Exercise goal: Extract the text of every entry below exactly; leave images out.

"""

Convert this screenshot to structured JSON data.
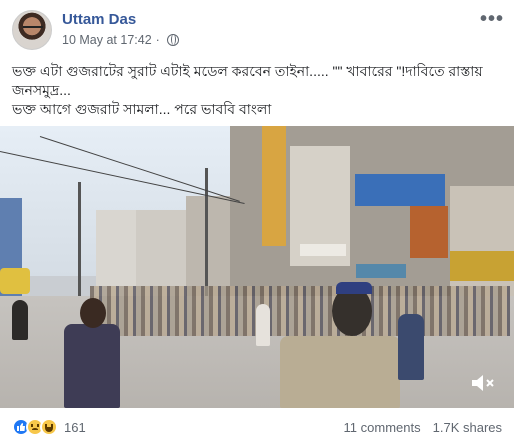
{
  "post": {
    "author": "Uttam Das",
    "timestamp": "10 May at 17:42",
    "separator": "·",
    "privacy_icon": "globe-icon",
    "more_icon": "more-options-icon",
    "text_lines": [
      "ভক্ত এটা গুজরাটের সুরাট এটাই মডেল করবেন তাইনা..... \"\" খাবারের \"!দাবিতে রাস্তায় জনসমুদ্র...",
      "ভক্ত আগে গুজরাট সামলা... পরে ভাববি বাংলা"
    ]
  },
  "video": {
    "mute_icon": "speaker-muted-icon"
  },
  "footer": {
    "reaction_icons": [
      "like-icon",
      "sad-icon",
      "haha-icon"
    ],
    "reaction_count": "161",
    "comments": "11 comments",
    "shares": "1.7K shares"
  }
}
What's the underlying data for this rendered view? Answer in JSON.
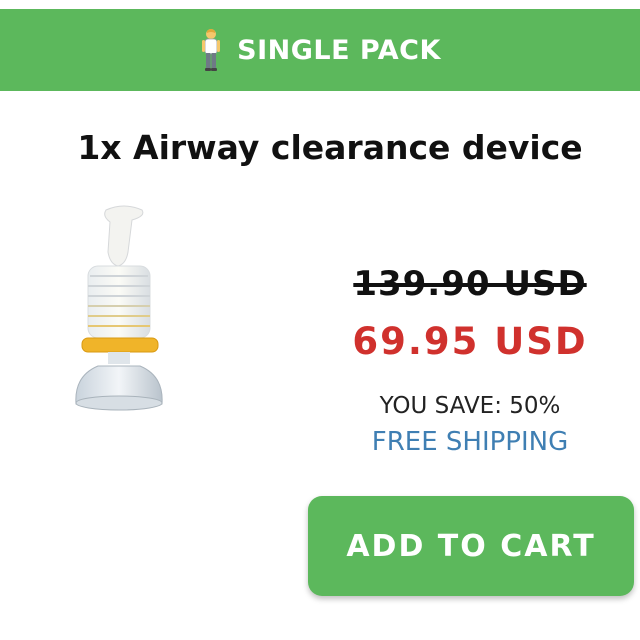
{
  "header": {
    "icon": "person-standing-icon",
    "title": "SINGLE PACK"
  },
  "product": {
    "title": "1x Airway clearance device",
    "image": "airway-clearance-device-image"
  },
  "pricing": {
    "original_price": "139.90 USD",
    "sale_price": "69.95 USD",
    "savings": "YOU SAVE: 50%",
    "shipping": "FREE SHIPPING"
  },
  "actions": {
    "add_to_cart_label": "ADD TO CART"
  },
  "colors": {
    "accent_green": "#5cb85c",
    "sale_red": "#d0312d",
    "shipping_blue": "#3f7fb3"
  }
}
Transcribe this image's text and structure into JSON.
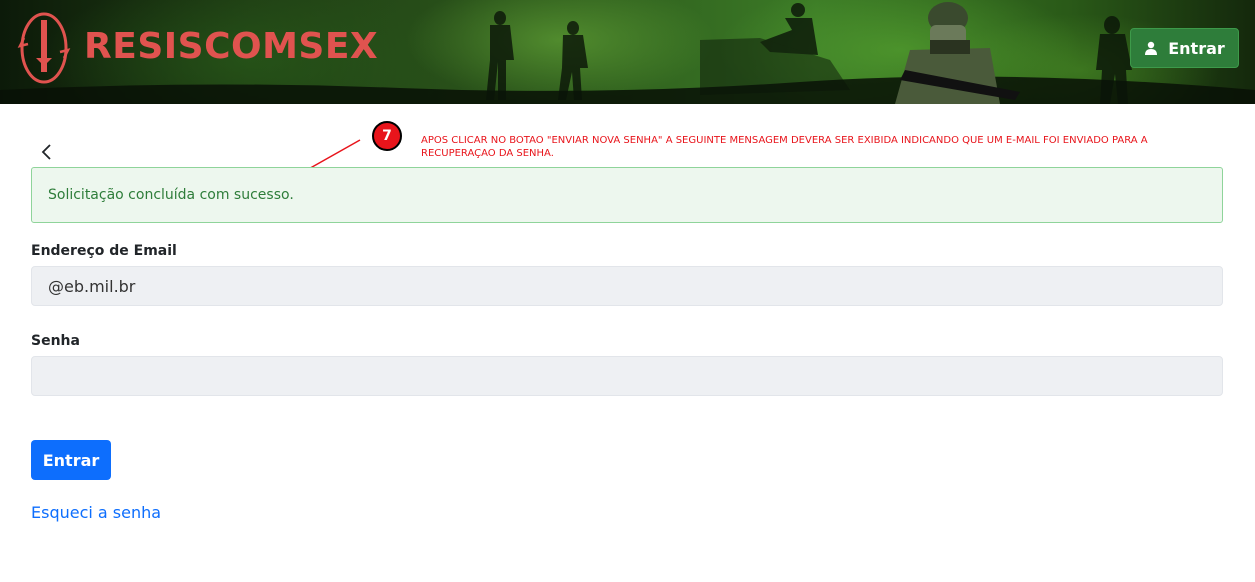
{
  "header": {
    "brand": "RESISCOMSEX",
    "login_label": "Entrar"
  },
  "annotation": {
    "step": "7",
    "text": "APOS CLICAR NO BOTAO \"ENVIAR NOVA SENHA\" A SEGUINTE MENSAGEM DEVERA SER EXIBIDA INDICANDO QUE UM E-MAIL FOI ENVIADO PARA A RECUPERAÇAO DA SENHA."
  },
  "alert": {
    "message": "Solicitação concluída com sucesso."
  },
  "form": {
    "email_label": "Endereço de Email",
    "email_value": "@eb.mil.br",
    "password_label": "Senha",
    "password_value": "",
    "submit_label": "Entrar",
    "forgot_label": "Esqueci a senha"
  },
  "colors": {
    "brand": "#e0534f",
    "primary": "#0d6efd",
    "success": "#2e7d3a",
    "annotation": "#e8141b"
  },
  "icons": {
    "back": "chevron-left-icon",
    "user": "user-icon",
    "emblem": "logo-emblem"
  }
}
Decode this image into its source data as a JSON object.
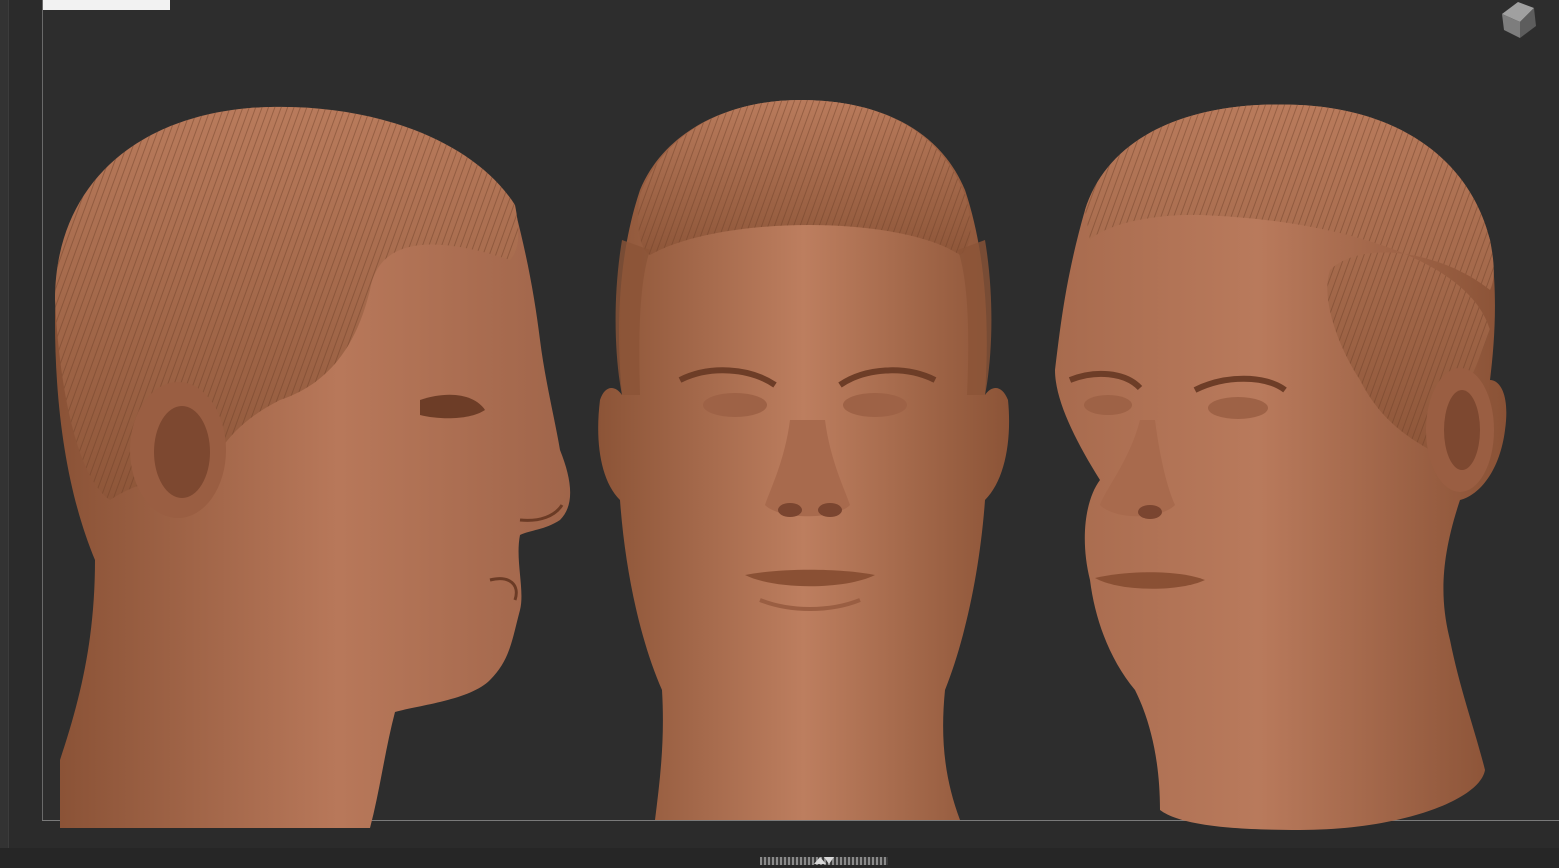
{
  "viewport": {
    "background_color": "#2d2d2d",
    "material_color": "#b0724f"
  },
  "model": {
    "views": [
      "side-profile-right",
      "front",
      "three-quarter-left"
    ]
  },
  "icons": {
    "view_cube": "navigation-cube-icon",
    "tray": "tray-toggle-arrows-icon"
  }
}
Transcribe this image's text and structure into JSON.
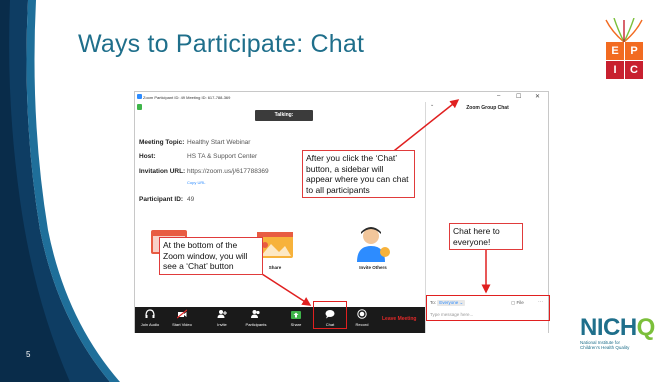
{
  "slide": {
    "title": "Ways to Participate: Chat",
    "number": "5"
  },
  "logos": {
    "epic_letters": [
      "E",
      "P",
      "I",
      "C"
    ],
    "epic_colors": [
      "#f26b21",
      "#f26b21",
      "#c8202f",
      "#c8202f"
    ],
    "nichq_word_a": "NICH",
    "nichq_word_b": "Q",
    "nichq_line1": "National Institute for",
    "nichq_line2": "Children's Health Quality"
  },
  "zoom": {
    "window_title": "Zoom Participant ID: 49   Meeting ID: 617-788-369",
    "win_min": "–",
    "win_max": "☐",
    "win_close": "✕",
    "talking": "Talking:",
    "meeting_topic_label": "Meeting Topic:",
    "meeting_topic_value": "Healthy Start Webinar",
    "host_label": "Host:",
    "host_value": "HS TA & Support Center",
    "invite_label": "Invitation URL:",
    "invite_value": "https://zoom.us/j/617788369",
    "copy_url": "Copy URL",
    "participant_label": "Participant ID:",
    "participant_value": "49",
    "share_label": "Share",
    "invite_others_label": "Invite Others",
    "toolbar": {
      "join_audio": "Join Audio",
      "start_video": "Start Video",
      "invite": "Invite",
      "participants": "Participants",
      "participants_count": "1",
      "share": "Share",
      "chat": "Chat",
      "record": "Record",
      "leave": "Leave Meeting"
    },
    "chat_panel": {
      "header": "Zoom Group Chat",
      "chevron": "⌄",
      "to_label": "To:",
      "to_value": "Everyone ⌄",
      "file": "File",
      "more": "···",
      "placeholder": "Type message here..."
    }
  },
  "callouts": {
    "sidebar": "After you click the ‘Chat’ button, a sidebar will appear where you can chat to all participants",
    "bottom": "At the bottom of the Zoom window, you will see a ‘Chat’ button",
    "chat_here": "Chat here to everyone!"
  },
  "colors": {
    "title": "#1f6f8b",
    "band_dark": "#0e3d63",
    "band_light": "#1f6f9a",
    "annotation_red": "#e02020"
  }
}
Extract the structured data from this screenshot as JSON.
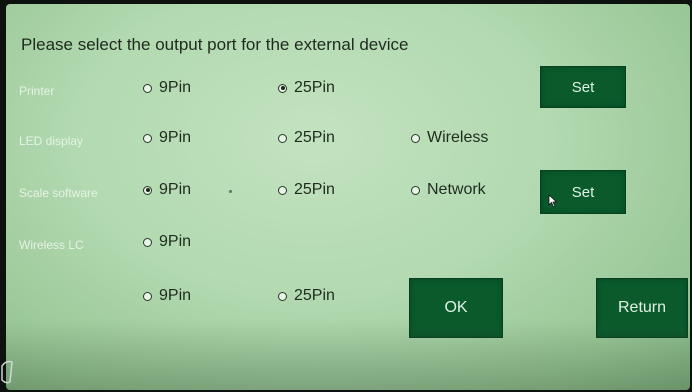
{
  "title": "Please select the output port for the external device",
  "rows": [
    {
      "label": "Printer",
      "options": [
        {
          "label": "9Pin",
          "selected": false
        },
        {
          "label": "25Pin",
          "selected": true
        }
      ],
      "set_label": "Set"
    },
    {
      "label": "LED display",
      "options": [
        {
          "label": "9Pin",
          "selected": false
        },
        {
          "label": "25Pin",
          "selected": false
        },
        {
          "label": "Wireless",
          "selected": false
        }
      ]
    },
    {
      "label": "Scale software",
      "options": [
        {
          "label": "9Pin",
          "selected": true
        },
        {
          "label": "25Pin",
          "selected": false
        },
        {
          "label": "Network",
          "selected": false
        }
      ],
      "set_label": "Set"
    },
    {
      "label": "Wireless LC",
      "options": [
        {
          "label": "9Pin",
          "selected": false
        }
      ]
    },
    {
      "label": "",
      "options": [
        {
          "label": "9Pin",
          "selected": false
        },
        {
          "label": "25Pin",
          "selected": false
        }
      ]
    }
  ],
  "buttons": {
    "ok": "OK",
    "return": "Return"
  },
  "colors": {
    "button_bg": "#0a5a2c",
    "screen_bg": "#b2d9b0"
  }
}
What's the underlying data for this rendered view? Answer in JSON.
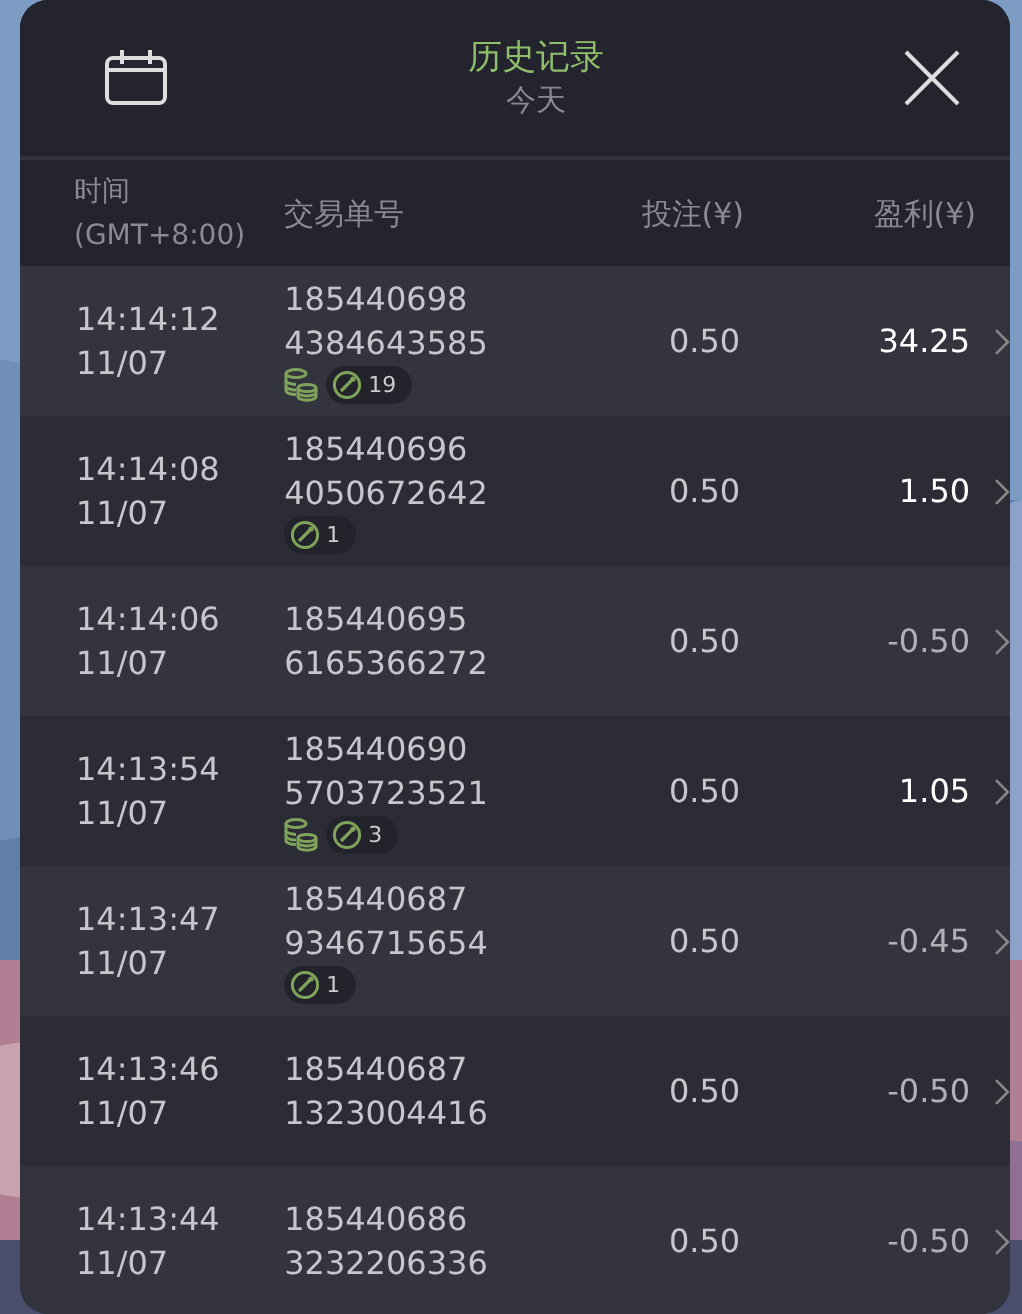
{
  "header": {
    "title": "历史记录",
    "subtitle": "今天"
  },
  "columns": [
    "时间\n(GMT+8:00)",
    "交易单号",
    "投注(¥)",
    "盈利(¥)"
  ],
  "rows": [
    {
      "time": "14:14:12",
      "date": "11/07",
      "order_1": "185440698",
      "order_2": "4384643585",
      "coins": true,
      "badge_count": "19",
      "stake": "0.50",
      "profit": "34.25",
      "win": true
    },
    {
      "time": "14:14:08",
      "date": "11/07",
      "order_1": "185440696",
      "order_2": "4050672642",
      "coins": false,
      "badge_count": "1",
      "stake": "0.50",
      "profit": "1.50",
      "win": true
    },
    {
      "time": "14:14:06",
      "date": "11/07",
      "order_1": "185440695",
      "order_2": "6165366272",
      "coins": false,
      "stake": "0.50",
      "profit": "-0.50",
      "win": false
    },
    {
      "time": "14:13:54",
      "date": "11/07",
      "order_1": "185440690",
      "order_2": "5703723521",
      "coins": true,
      "badge_count": "3",
      "stake": "0.50",
      "profit": "1.05",
      "win": true
    },
    {
      "time": "14:13:47",
      "date": "11/07",
      "order_1": "185440687",
      "order_2": "9346715654",
      "coins": false,
      "badge_count": "1",
      "stake": "0.50",
      "profit": "-0.45",
      "win": false
    },
    {
      "time": "14:13:46",
      "date": "11/07",
      "order_1": "185440687",
      "order_2": "1323004416",
      "coins": false,
      "stake": "0.50",
      "profit": "-0.50",
      "win": false
    },
    {
      "time": "14:13:44",
      "date": "11/07",
      "order_1": "185440686",
      "order_2": "3232206336",
      "coins": false,
      "stake": "0.50",
      "profit": "-0.50",
      "win": false
    }
  ]
}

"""

Result of the exercise:
Convert this screenshot to structured JSON data.
{
  "post": {
    "author": "Uttam Das",
    "timestamp": "10 May at 17:42",
    "separator": "·",
    "privacy_icon": "globe-icon",
    "more_icon": "more-options-icon",
    "text_lines": [
      "ভক্ত এটা গুজরাটের সুরাট এটাই মডেল করবেন তাইনা..... \"\" খাবারের \"!দাবিতে রাস্তায় জনসমুদ্র...",
      "ভক্ত আগে গুজরাট সামলা... পরে ভাববি বাংলা"
    ]
  },
  "video": {
    "mute_icon": "speaker-muted-icon"
  },
  "footer": {
    "reaction_icons": [
      "like-icon",
      "sad-icon",
      "haha-icon"
    ],
    "reaction_count": "161",
    "comments": "11 comments",
    "shares": "1.7K shares"
  }
}
What's the underlying data for this rendered view? Answer in JSON.
{
  "header": {
    "icon": "person-standing-icon",
    "title": "SINGLE PACK"
  },
  "product": {
    "title": "1x Airway clearance device",
    "image": "airway-clearance-device-image"
  },
  "pricing": {
    "original_price": "139.90 USD",
    "sale_price": "69.95 USD",
    "savings": "YOU SAVE: 50%",
    "shipping": "FREE SHIPPING"
  },
  "actions": {
    "add_to_cart_label": "ADD TO CART"
  },
  "colors": {
    "accent_green": "#5cb85c",
    "sale_red": "#d0312d",
    "shipping_blue": "#3f7fb3"
  }
}
Transcribe this image's text and structure into JSON.
{
  "header": {
    "brand": "RESISCOMSEX",
    "login_label": "Entrar"
  },
  "annotation": {
    "step": "7",
    "text": "APOS CLICAR NO BOTAO \"ENVIAR NOVA SENHA\" A SEGUINTE MENSAGEM DEVERA SER EXIBIDA INDICANDO QUE UM E-MAIL FOI ENVIADO PARA A RECUPERAÇAO DA SENHA."
  },
  "alert": {
    "message": "Solicitação concluída com sucesso."
  },
  "form": {
    "email_label": "Endereço de Email",
    "email_value": "@eb.mil.br",
    "password_label": "Senha",
    "password_value": "",
    "submit_label": "Entrar",
    "forgot_label": "Esqueci a senha"
  },
  "colors": {
    "brand": "#e0534f",
    "primary": "#0d6efd",
    "success": "#2e7d3a",
    "annotation": "#e8141b"
  },
  "icons": {
    "back": "chevron-left-icon",
    "user": "user-icon",
    "emblem": "logo-emblem"
  }
}
Decode this image into its source data as a JSON object.
{
  "viewport": {
    "background_color": "#2d2d2d",
    "material_color": "#b0724f"
  },
  "model": {
    "views": [
      "side-profile-right",
      "front",
      "three-quarter-left"
    ]
  },
  "icons": {
    "view_cube": "navigation-cube-icon",
    "tray": "tray-toggle-arrows-icon"
  }
}
Transcribe this image's text and structure into JSON.
{
  "slide": {
    "title": "Ways to Participate: Chat",
    "number": "5"
  },
  "logos": {
    "epic_letters": [
      "E",
      "P",
      "I",
      "C"
    ],
    "epic_colors": [
      "#f26b21",
      "#f26b21",
      "#c8202f",
      "#c8202f"
    ],
    "nichq_word_a": "NICH",
    "nichq_word_b": "Q",
    "nichq_line1": "National Institute for",
    "nichq_line2": "Children's Health Quality"
  },
  "zoom": {
    "window_title": "Zoom Participant ID: 49   Meeting ID: 617-788-369",
    "win_min": "–",
    "win_max": "☐",
    "win_close": "✕",
    "talking": "Talking:",
    "meeting_topic_label": "Meeting Topic:",
    "meeting_topic_value": "Healthy Start Webinar",
    "host_label": "Host:",
    "host_value": "HS TA & Support Center",
    "invite_label": "Invitation URL:",
    "invite_value": "https://zoom.us/j/617788369",
    "copy_url": "Copy URL",
    "participant_label": "Participant ID:",
    "participant_value": "49",
    "share_label": "Share",
    "invite_others_label": "Invite Others",
    "toolbar": {
      "join_audio": "Join Audio",
      "start_video": "Start Video",
      "invite": "Invite",
      "participants": "Participants",
      "participants_count": "1",
      "share": "Share",
      "chat": "Chat",
      "record": "Record",
      "leave": "Leave Meeting"
    },
    "chat_panel": {
      "header": "Zoom Group Chat",
      "chevron": "⌄",
      "to_label": "To:",
      "to_value": "Everyone ⌄",
      "file": "File",
      "more": "···",
      "placeholder": "Type message here..."
    }
  },
  "callouts": {
    "sidebar": "After you click the ‘Chat’ button, a sidebar will appear where you can chat to all participants",
    "bottom": "At the bottom of the Zoom window, you will see a ‘Chat’ button",
    "chat_here": "Chat here to everyone!"
  },
  "colors": {
    "title": "#1f6f8b",
    "band_dark": "#0e3d63",
    "band_light": "#1f6f9a",
    "annotation_red": "#e02020"
  }
}
Extract the structured data from this screenshot as JSON.
{
  "title": "Please select the output port for the external device",
  "rows": [
    {
      "label": "Printer",
      "options": [
        {
          "label": "9Pin",
          "selected": false
        },
        {
          "label": "25Pin",
          "selected": true
        }
      ],
      "set_label": "Set"
    },
    {
      "label": "LED display",
      "options": [
        {
          "label": "9Pin",
          "selected": false
        },
        {
          "label": "25Pin",
          "selected": false
        },
        {
          "label": "Wireless",
          "selected": false
        }
      ]
    },
    {
      "label": "Scale software",
      "options": [
        {
          "label": "9Pin",
          "selected": true
        },
        {
          "label": "25Pin",
          "selected": false
        },
        {
          "label": "Network",
          "selected": false
        }
      ],
      "set_label": "Set"
    },
    {
      "label": "Wireless LC",
      "options": [
        {
          "label": "9Pin",
          "selected": false
        }
      ]
    },
    {
      "label": "",
      "options": [
        {
          "label": "9Pin",
          "selected": false
        },
        {
          "label": "25Pin",
          "selected": false
        }
      ]
    }
  ],
  "buttons": {
    "ok": "OK",
    "return": "Return"
  },
  "colors": {
    "button_bg": "#0a5a2c",
    "screen_bg": "#b2d9b0"
  }
}
What's the underlying data for this rendered view? Answer in JSON.
{
  "header": {
    "title": "历史记录",
    "subtitle": "今天"
  },
  "columns": [
    "时间\n(GMT+8:00)",
    "交易单号",
    "投注(¥)",
    "盈利(¥)"
  ],
  "rows": [
    {
      "time": "14:14:12",
      "date": "11/07",
      "order_1": "185440698",
      "order_2": "4384643585",
      "coins": true,
      "badge_count": "19",
      "stake": "0.50",
      "profit": "34.25",
      "win": true
    },
    {
      "time": "14:14:08",
      "date": "11/07",
      "order_1": "185440696",
      "order_2": "4050672642",
      "coins": false,
      "badge_count": "1",
      "stake": "0.50",
      "profit": "1.50",
      "win": true
    },
    {
      "time": "14:14:06",
      "date": "11/07",
      "order_1": "185440695",
      "order_2": "6165366272",
      "coins": false,
      "stake": "0.50",
      "profit": "-0.50",
      "win": false
    },
    {
      "time": "14:13:54",
      "date": "11/07",
      "order_1": "185440690",
      "order_2": "5703723521",
      "coins": true,
      "badge_count": "3",
      "stake": "0.50",
      "profit": "1.05",
      "win": true
    },
    {
      "time": "14:13:47",
      "date": "11/07",
      "order_1": "185440687",
      "order_2": "9346715654",
      "coins": false,
      "badge_count": "1",
      "stake": "0.50",
      "profit": "-0.45",
      "win": false
    },
    {
      "time": "14:13:46",
      "date": "11/07",
      "order_1": "185440687",
      "order_2": "1323004416",
      "coins": false,
      "stake": "0.50",
      "profit": "-0.50",
      "win": false
    },
    {
      "time": "14:13:44",
      "date": "11/07",
      "order_1": "185440686",
      "order_2": "3232206336",
      "coins": false,
      "stake": "0.50",
      "profit": "-0.50",
      "win": false
    }
  ]
}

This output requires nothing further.